For this exercise, retype each line of the material below verbatim and omit any picture.

# Dataset entries:
+--
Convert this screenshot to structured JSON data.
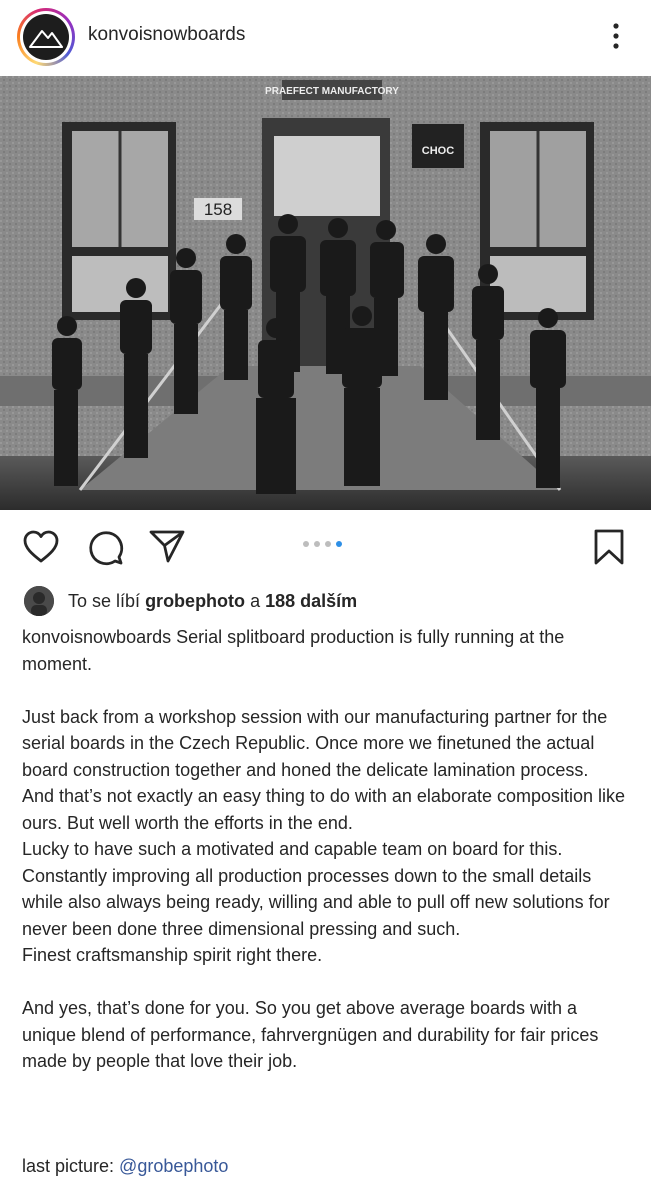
{
  "header": {
    "username": "konvoisnowboards",
    "avatar_icon": "mountain-logo-icon",
    "more_icon": "more-vertical-icon"
  },
  "post_image": {
    "alt": "",
    "sign_top": "PRAEFECT MANUFACTORY",
    "sign_brand": "CHOC",
    "house_number": "158"
  },
  "actions": {
    "like_icon": "heart-icon",
    "comment_icon": "comment-icon",
    "share_icon": "send-icon",
    "save_icon": "bookmark-icon",
    "carousel_total": 4,
    "carousel_active": 4
  },
  "likes": {
    "prefix": "To se líbí",
    "user": "grobephoto",
    "connector": "a",
    "count_text": "188 dalším"
  },
  "caption": {
    "author": "konvoisnowboards",
    "first_line": " Serial splitboard production is fully running at the moment.",
    "paragraph2": [
      "Just back from a workshop session with our manufacturing partner for the serial boards in the Czech Republic. Once more we finetuned the actual board construction together and honed the delicate lamination process.",
      "And that’s not exactly an easy thing to do with an elaborate composition like ours. But well worth the efforts in the end.",
      "Lucky to have such a motivated and capable team on board for this.",
      "Constantly improving all production processes down to the small details while also always being ready, willing and able to pull off new solutions for never been done three dimensional pressing and such.",
      "Finest craftsmanship spirit right there."
    ],
    "paragraph3": "And yes, that’s done for you. So you get above average boards with a unique blend of performance, fahrvergnügen and durability for fair prices made by people that love their job.",
    "credit_prefix": "last picture: ",
    "credit_mention": "@grobephoto"
  }
}
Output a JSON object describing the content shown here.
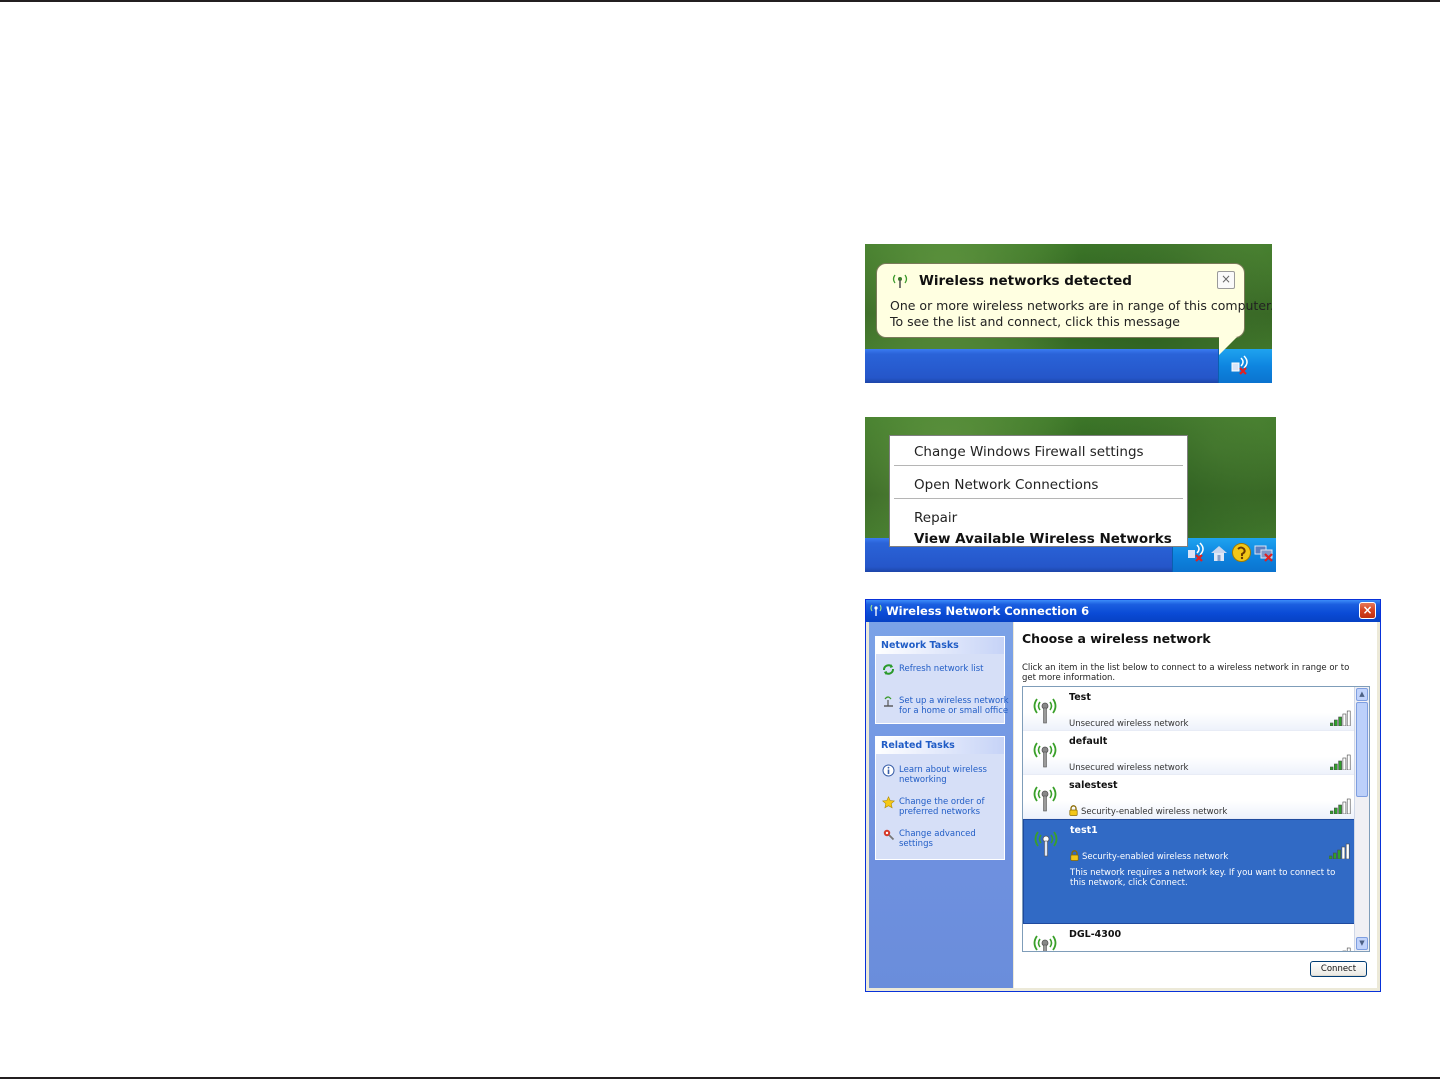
{
  "balloon": {
    "title": "Wireless networks detected",
    "line1": "One or more wireless networks are in range of this computer.",
    "line2": "To see the list and connect, click this message",
    "close": "×"
  },
  "context_menu": {
    "items": [
      "Change Windows Firewall settings",
      "Open Network Connections",
      "Repair",
      "View Available Wireless Networks"
    ]
  },
  "window": {
    "title": "Wireless Network Connection 6",
    "close": "×",
    "network_tasks": {
      "heading": "Network Tasks",
      "links": [
        {
          "line1": "Refresh network list",
          "line2": ""
        },
        {
          "line1": "Set up a wireless network",
          "line2": "for a home or small office"
        }
      ]
    },
    "related_tasks": {
      "heading": "Related Tasks",
      "links": [
        {
          "line1": "Learn about wireless",
          "line2": "networking"
        },
        {
          "line1": "Change the order of",
          "line2": "preferred networks"
        },
        {
          "line1": "Change advanced",
          "line2": "settings"
        }
      ]
    },
    "main_title": "Choose a wireless network",
    "description": "Click an item in the list below to connect to a wireless network in range or to get more information.",
    "networks": [
      {
        "name": "Test",
        "status": "Unsecured wireless network",
        "secure": false,
        "signal": 0.8
      },
      {
        "name": "default",
        "status": "Unsecured wireless network",
        "secure": false,
        "signal": 0.8
      },
      {
        "name": "salestest",
        "status": "Security-enabled wireless network",
        "secure": true,
        "signal": 0.8
      },
      {
        "name": "test1",
        "status": "Security-enabled wireless network",
        "secure": true,
        "signal": 0.8,
        "selected": true,
        "message": "This network requires a network key. If you want to connect to this network, click Connect."
      },
      {
        "name": "DGL-4300",
        "status": "",
        "secure": false,
        "signal": 0.8
      }
    ],
    "connect_label": "Connect"
  },
  "colors": {
    "selection": "#316ac5",
    "link": "#215dc6",
    "titlebar": "#0a4bd6",
    "balloon_bg": "#ffffe1"
  }
}
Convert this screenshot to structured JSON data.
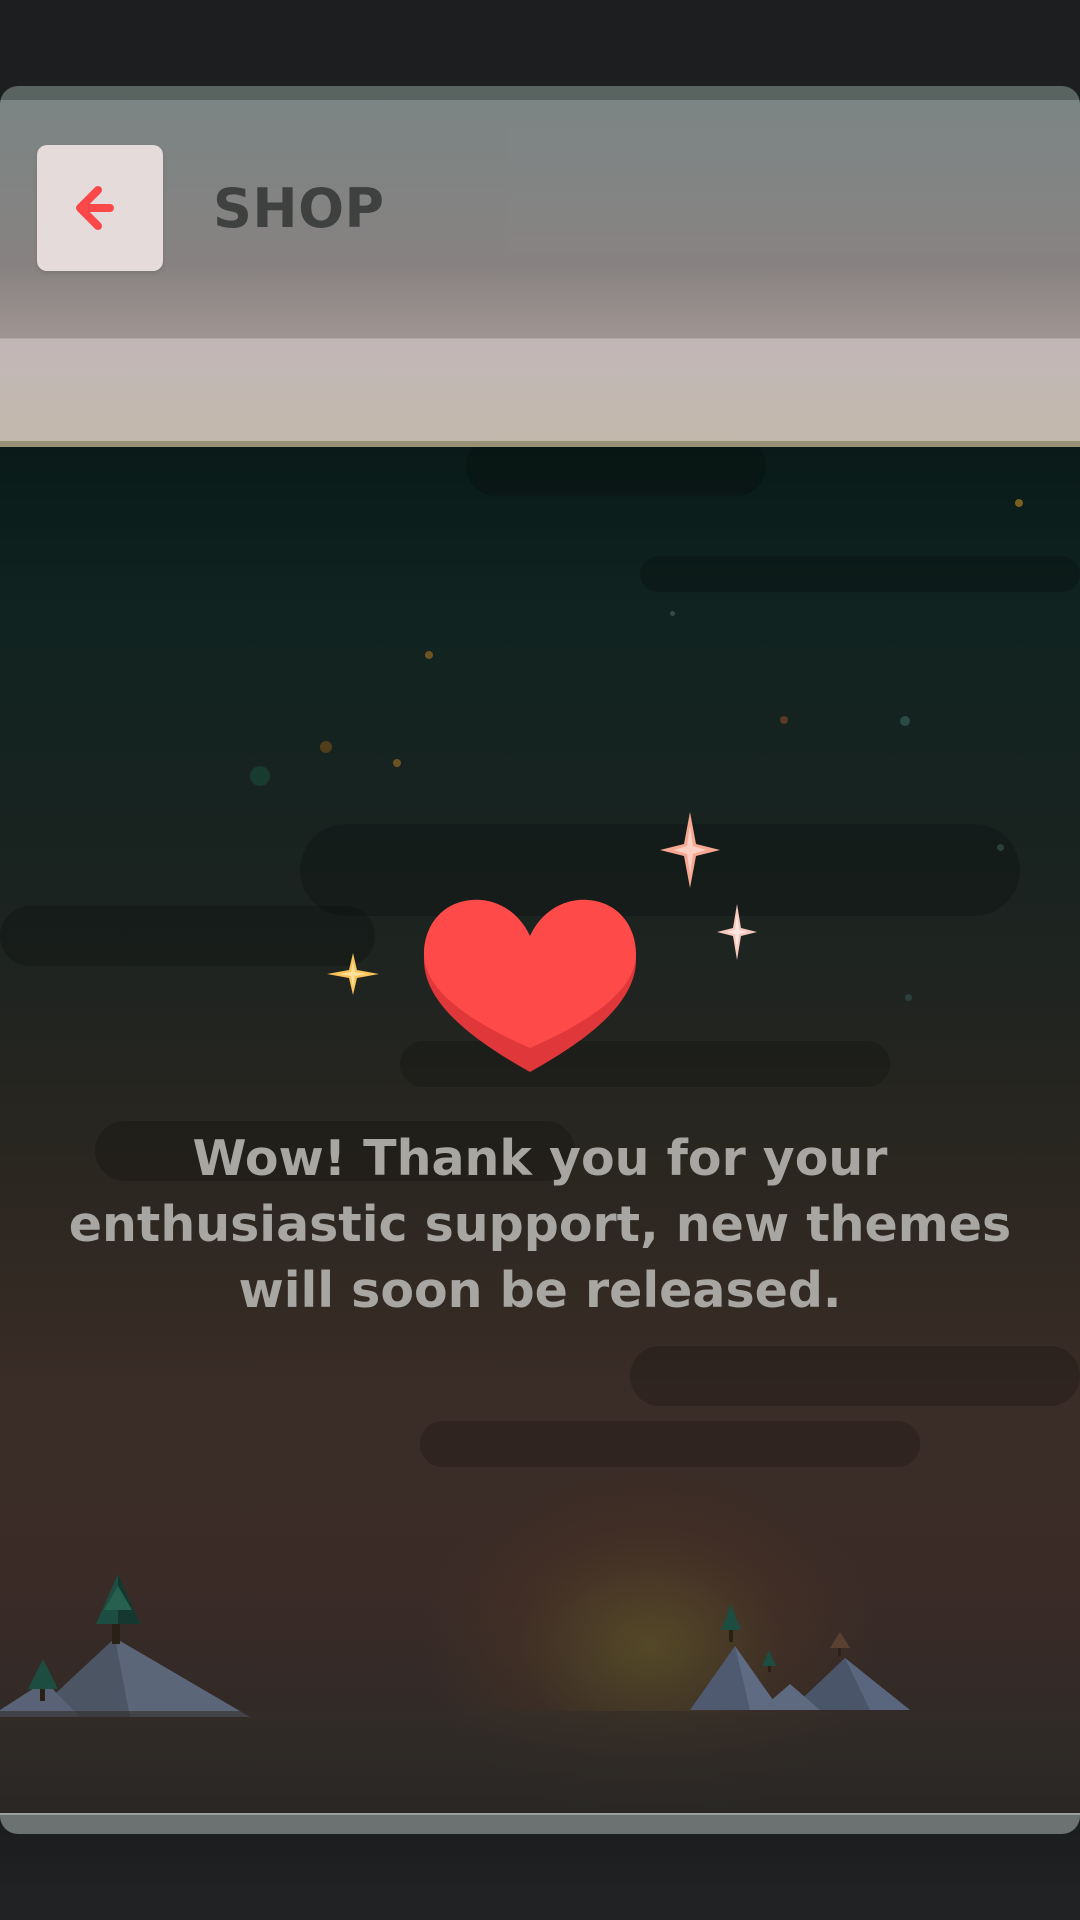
{
  "header": {
    "title": "SHOP",
    "back_icon": "arrow-left-icon"
  },
  "main": {
    "message": "Wow! Thank you for your enthusiastic support, new themes will soon be released.",
    "heart_icon": "heart-icon",
    "sparkle_icon": "sparkle-icon"
  },
  "colors": {
    "accent": "#ff4a4a",
    "header_bg": "#8a8584",
    "message_text": "#a7a6a2",
    "title_text": "#414141"
  }
}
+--
# Reply to the task:
Convert this screenshot to structured JSON data.
{
  "header": {
    "username": "konvoisnowboards",
    "avatar_icon": "mountain-logo-icon",
    "more_icon": "more-vertical-icon"
  },
  "post_image": {
    "alt": "",
    "sign_top": "PRAEFECT MANUFACTORY",
    "sign_brand": "CHOC",
    "house_number": "158"
  },
  "actions": {
    "like_icon": "heart-icon",
    "comment_icon": "comment-icon",
    "share_icon": "send-icon",
    "save_icon": "bookmark-icon",
    "carousel_total": 4,
    "carousel_active": 4
  },
  "likes": {
    "prefix": "To se líbí",
    "user": "grobephoto",
    "connector": "a",
    "count_text": "188 dalším"
  },
  "caption": {
    "author": "konvoisnowboards",
    "first_line": " Serial splitboard production is fully running at the moment.",
    "paragraph2": [
      "Just back from a workshop session with our manufacturing partner for the serial boards in the Czech Republic. Once more we finetuned the actual board construction together and honed the delicate lamination process.",
      "And that’s not exactly an easy thing to do with an elaborate composition like ours. But well worth the efforts in the end.",
      "Lucky to have such a motivated and capable team on board for this.",
      "Constantly improving all production processes down to the small details while also always being ready, willing and able to pull off new solutions for never been done three dimensional pressing and such.",
      "Finest craftsmanship spirit right there."
    ],
    "paragraph3": "And yes, that’s done for you. So you get above average boards with a unique blend of performance, fahrvergnügen and durability for fair prices made by people that love their job.",
    "credit_prefix": "last picture: ",
    "credit_mention": "@grobephoto"
  }
}
Output a JSON object describing the content shown here.
{
  "balloon": {
    "title": "Wireless networks detected",
    "line1": "One or more wireless networks are in range of this computer.",
    "line2": "To see the list and connect, click this message",
    "close": "×"
  },
  "context_menu": {
    "items": [
      "Change Windows Firewall settings",
      "Open Network Connections",
      "Repair",
      "View Available Wireless Networks"
    ]
  },
  "window": {
    "title": "Wireless Network Connection 6",
    "close": "×",
    "network_tasks": {
      "heading": "Network Tasks",
      "links": [
        {
          "line1": "Refresh network list",
          "line2": ""
        },
        {
          "line1": "Set up a wireless network",
          "line2": "for a home or small office"
        }
      ]
    },
    "related_tasks": {
      "heading": "Related Tasks",
      "links": [
        {
          "line1": "Learn about wireless",
          "line2": "networking"
        },
        {
          "line1": "Change the order of",
          "line2": "preferred networks"
        },
        {
          "line1": "Change advanced",
          "line2": "settings"
        }
      ]
    },
    "main_title": "Choose a wireless network",
    "description": "Click an item in the list below to connect to a wireless network in range or to get more information.",
    "networks": [
      {
        "name": "Test",
        "status": "Unsecured wireless network",
        "secure": false,
        "signal": 0.8
      },
      {
        "name": "default",
        "status": "Unsecured wireless network",
        "secure": false,
        "signal": 0.8
      },
      {
        "name": "salestest",
        "status": "Security-enabled wireless network",
        "secure": true,
        "signal": 0.8
      },
      {
        "name": "test1",
        "status": "Security-enabled wireless network",
        "secure": true,
        "signal": 0.8,
        "selected": true,
        "message": "This network requires a network key. If you want to connect to this network, click Connect."
      },
      {
        "name": "DGL-4300",
        "status": "",
        "secure": false,
        "signal": 0.8
      }
    ],
    "connect_label": "Connect"
  },
  "colors": {
    "selection": "#316ac5",
    "link": "#215dc6",
    "titlebar": "#0a4bd6",
    "balloon_bg": "#ffffe1"
  }
}
Convert this screenshot to structured JSON data.
{
  "header": {
    "title": "SHOP",
    "back_icon": "arrow-left-icon"
  },
  "main": {
    "message": "Wow! Thank you for your enthusiastic support, new themes will soon be released.",
    "heart_icon": "heart-icon",
    "sparkle_icon": "sparkle-icon"
  },
  "colors": {
    "accent": "#ff4a4a",
    "header_bg": "#8a8584",
    "message_text": "#a7a6a2",
    "title_text": "#414141"
  }
}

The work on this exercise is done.